Top of Source material

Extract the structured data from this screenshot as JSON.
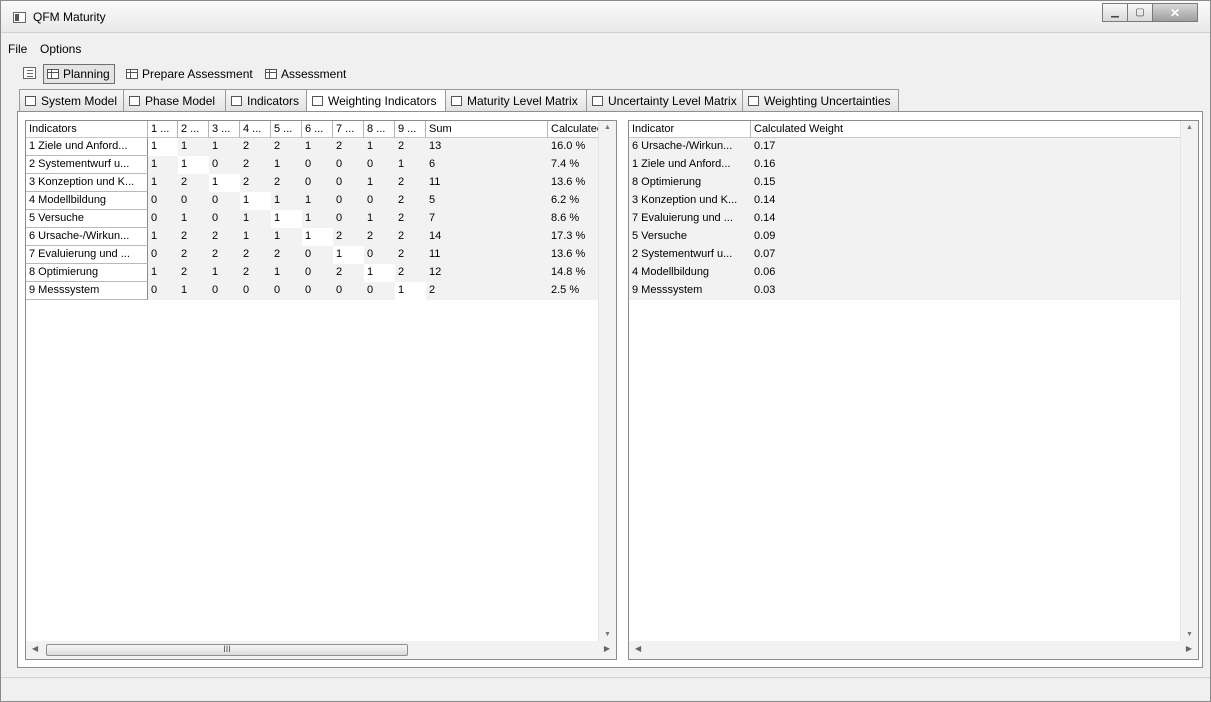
{
  "window": {
    "title": "QFM Maturity"
  },
  "menu": [
    "File",
    "Options"
  ],
  "toolbar": {
    "tabs": [
      {
        "label": "Planning",
        "active": true
      },
      {
        "label": "Prepare Assessment",
        "active": false
      },
      {
        "label": "Assessment",
        "active": false
      }
    ]
  },
  "tabs": [
    {
      "label": "System Model",
      "active": false
    },
    {
      "label": "Phase Model",
      "active": false
    },
    {
      "label": "Indicators",
      "active": false
    },
    {
      "label": "Weighting Indicators",
      "active": true
    },
    {
      "label": "Maturity Level Matrix",
      "active": false
    },
    {
      "label": "Uncertainty Level Matrix",
      "active": false
    },
    {
      "label": "Weighting Uncertainties",
      "active": false
    }
  ],
  "matrix": {
    "columns": [
      "Indicators",
      "1 ...",
      "2 ...",
      "3 ...",
      "4 ...",
      "5 ...",
      "6 ...",
      "7 ...",
      "8 ...",
      "9 ...",
      "Sum",
      "Calculated"
    ],
    "rows": [
      {
        "name": "1 Ziele und Anford...",
        "values": [
          "1",
          "1",
          "1",
          "2",
          "2",
          "1",
          "2",
          "1",
          "2"
        ],
        "sum": "13",
        "calc": "16.0 %"
      },
      {
        "name": "2 Systementwurf u...",
        "values": [
          "1",
          "1",
          "0",
          "2",
          "1",
          "0",
          "0",
          "0",
          "1"
        ],
        "sum": "6",
        "calc": "7.4 %"
      },
      {
        "name": "3 Konzeption und K...",
        "values": [
          "1",
          "2",
          "1",
          "2",
          "2",
          "0",
          "0",
          "1",
          "2"
        ],
        "sum": "11",
        "calc": "13.6 %"
      },
      {
        "name": "4 Modellbildung",
        "values": [
          "0",
          "0",
          "0",
          "1",
          "1",
          "1",
          "0",
          "0",
          "2"
        ],
        "sum": "5",
        "calc": "6.2 %"
      },
      {
        "name": "5 Versuche",
        "values": [
          "0",
          "1",
          "0",
          "1",
          "1",
          "1",
          "0",
          "1",
          "2"
        ],
        "sum": "7",
        "calc": "8.6 %"
      },
      {
        "name": "6 Ursache-/Wirkun...",
        "values": [
          "1",
          "2",
          "2",
          "1",
          "1",
          "1",
          "2",
          "2",
          "2"
        ],
        "sum": "14",
        "calc": "17.3 %"
      },
      {
        "name": "7 Evaluierung und ...",
        "values": [
          "0",
          "2",
          "2",
          "2",
          "2",
          "0",
          "1",
          "0",
          "2"
        ],
        "sum": "11",
        "calc": "13.6 %"
      },
      {
        "name": "8 Optimierung",
        "values": [
          "1",
          "2",
          "1",
          "2",
          "1",
          "0",
          "2",
          "1",
          "2"
        ],
        "sum": "12",
        "calc": "14.8 %"
      },
      {
        "name": "9 Messsystem",
        "values": [
          "0",
          "1",
          "0",
          "0",
          "0",
          "0",
          "0",
          "0",
          "1"
        ],
        "sum": "2",
        "calc": "2.5 %"
      }
    ]
  },
  "weights": {
    "columns": [
      "Indicator",
      "Calculated Weight"
    ],
    "rows": [
      {
        "name": "6 Ursache-/Wirkun...",
        "weight": "0.17"
      },
      {
        "name": "1 Ziele und Anford...",
        "weight": "0.16"
      },
      {
        "name": "8 Optimierung",
        "weight": "0.15"
      },
      {
        "name": "3 Konzeption und K...",
        "weight": "0.14"
      },
      {
        "name": "7 Evaluierung und ...",
        "weight": "0.14"
      },
      {
        "name": "5 Versuche",
        "weight": "0.09"
      },
      {
        "name": "2 Systementwurf u...",
        "weight": "0.07"
      },
      {
        "name": "4 Modellbildung",
        "weight": "0.06"
      },
      {
        "name": "9 Messsystem",
        "weight": "0.03"
      }
    ]
  }
}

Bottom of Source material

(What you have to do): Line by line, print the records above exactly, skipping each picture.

(Task result):
Extract the structured data from this screenshot as JSON.
{
  "window": {
    "title": "QFM Maturity"
  },
  "menu": [
    "File",
    "Options"
  ],
  "toolbar": {
    "tabs": [
      {
        "label": "Planning",
        "active": true
      },
      {
        "label": "Prepare Assessment",
        "active": false
      },
      {
        "label": "Assessment",
        "active": false
      }
    ]
  },
  "tabs": [
    {
      "label": "System Model",
      "active": false
    },
    {
      "label": "Phase Model",
      "active": false
    },
    {
      "label": "Indicators",
      "active": false
    },
    {
      "label": "Weighting Indicators",
      "active": true
    },
    {
      "label": "Maturity Level Matrix",
      "active": false
    },
    {
      "label": "Uncertainty Level Matrix",
      "active": false
    },
    {
      "label": "Weighting Uncertainties",
      "active": false
    }
  ],
  "matrix": {
    "columns": [
      "Indicators",
      "1 ...",
      "2 ...",
      "3 ...",
      "4 ...",
      "5 ...",
      "6 ...",
      "7 ...",
      "8 ...",
      "9 ...",
      "Sum",
      "Calculated"
    ],
    "rows": [
      {
        "name": "1 Ziele und Anford...",
        "values": [
          "1",
          "1",
          "1",
          "2",
          "2",
          "1",
          "2",
          "1",
          "2"
        ],
        "sum": "13",
        "calc": "16.0 %"
      },
      {
        "name": "2 Systementwurf u...",
        "values": [
          "1",
          "1",
          "0",
          "2",
          "1",
          "0",
          "0",
          "0",
          "1"
        ],
        "sum": "6",
        "calc": "7.4 %"
      },
      {
        "name": "3 Konzeption und K...",
        "values": [
          "1",
          "2",
          "1",
          "2",
          "2",
          "0",
          "0",
          "1",
          "2"
        ],
        "sum": "11",
        "calc": "13.6 %"
      },
      {
        "name": "4 Modellbildung",
        "values": [
          "0",
          "0",
          "0",
          "1",
          "1",
          "1",
          "0",
          "0",
          "2"
        ],
        "sum": "5",
        "calc": "6.2 %"
      },
      {
        "name": "5 Versuche",
        "values": [
          "0",
          "1",
          "0",
          "1",
          "1",
          "1",
          "0",
          "1",
          "2"
        ],
        "sum": "7",
        "calc": "8.6 %"
      },
      {
        "name": "6 Ursache-/Wirkun...",
        "values": [
          "1",
          "2",
          "2",
          "1",
          "1",
          "1",
          "2",
          "2",
          "2"
        ],
        "sum": "14",
        "calc": "17.3 %"
      },
      {
        "name": "7 Evaluierung und ...",
        "values": [
          "0",
          "2",
          "2",
          "2",
          "2",
          "0",
          "1",
          "0",
          "2"
        ],
        "sum": "11",
        "calc": "13.6 %"
      },
      {
        "name": "8 Optimierung",
        "values": [
          "1",
          "2",
          "1",
          "2",
          "1",
          "0",
          "2",
          "1",
          "2"
        ],
        "sum": "12",
        "calc": "14.8 %"
      },
      {
        "name": "9 Messsystem",
        "values": [
          "0",
          "1",
          "0",
          "0",
          "0",
          "0",
          "0",
          "0",
          "1"
        ],
        "sum": "2",
        "calc": "2.5 %"
      }
    ]
  },
  "weights": {
    "columns": [
      "Indicator",
      "Calculated Weight"
    ],
    "rows": [
      {
        "name": "6 Ursache-/Wirkun...",
        "weight": "0.17"
      },
      {
        "name": "1 Ziele und Anford...",
        "weight": "0.16"
      },
      {
        "name": "8 Optimierung",
        "weight": "0.15"
      },
      {
        "name": "3 Konzeption und K...",
        "weight": "0.14"
      },
      {
        "name": "7 Evaluierung und ...",
        "weight": "0.14"
      },
      {
        "name": "5 Versuche",
        "weight": "0.09"
      },
      {
        "name": "2 Systementwurf u...",
        "weight": "0.07"
      },
      {
        "name": "4 Modellbildung",
        "weight": "0.06"
      },
      {
        "name": "9 Messsystem",
        "weight": "0.03"
      }
    ]
  }
}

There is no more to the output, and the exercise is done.